**The task**
Within the records below, find each line that holds the string "title", then copy it.
--- Provided data ---
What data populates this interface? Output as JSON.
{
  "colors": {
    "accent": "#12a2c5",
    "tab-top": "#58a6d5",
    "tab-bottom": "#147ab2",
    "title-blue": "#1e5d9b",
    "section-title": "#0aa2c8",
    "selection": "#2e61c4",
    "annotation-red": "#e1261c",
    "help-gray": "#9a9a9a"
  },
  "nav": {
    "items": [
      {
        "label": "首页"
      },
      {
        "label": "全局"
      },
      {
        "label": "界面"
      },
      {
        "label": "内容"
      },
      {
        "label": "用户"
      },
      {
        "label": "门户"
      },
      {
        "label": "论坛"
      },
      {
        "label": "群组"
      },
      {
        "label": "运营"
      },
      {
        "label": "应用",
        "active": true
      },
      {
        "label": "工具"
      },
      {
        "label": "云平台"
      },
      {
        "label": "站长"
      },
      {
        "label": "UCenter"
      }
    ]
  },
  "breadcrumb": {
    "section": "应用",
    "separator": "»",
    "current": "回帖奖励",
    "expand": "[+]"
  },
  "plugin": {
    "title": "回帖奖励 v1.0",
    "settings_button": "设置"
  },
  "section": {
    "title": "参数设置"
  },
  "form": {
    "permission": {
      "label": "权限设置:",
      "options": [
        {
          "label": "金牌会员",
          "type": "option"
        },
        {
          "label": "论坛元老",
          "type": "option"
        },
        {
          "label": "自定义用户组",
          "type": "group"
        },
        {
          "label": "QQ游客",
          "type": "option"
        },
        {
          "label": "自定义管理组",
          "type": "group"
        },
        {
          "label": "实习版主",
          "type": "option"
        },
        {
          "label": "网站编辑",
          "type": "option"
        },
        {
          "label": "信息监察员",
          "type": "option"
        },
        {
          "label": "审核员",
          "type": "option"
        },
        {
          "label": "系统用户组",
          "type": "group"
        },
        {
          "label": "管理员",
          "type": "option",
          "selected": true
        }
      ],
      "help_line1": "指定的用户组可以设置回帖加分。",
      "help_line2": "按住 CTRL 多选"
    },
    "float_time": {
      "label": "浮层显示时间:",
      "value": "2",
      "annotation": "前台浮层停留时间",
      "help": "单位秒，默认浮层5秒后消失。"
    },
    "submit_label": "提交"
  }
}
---
**Answer box**
    "title-blue": "#1e5d9b",
    "section-title": "#0aa2c8",
    "title": "回帖奖励 v1.0",
    "title": "参数设置"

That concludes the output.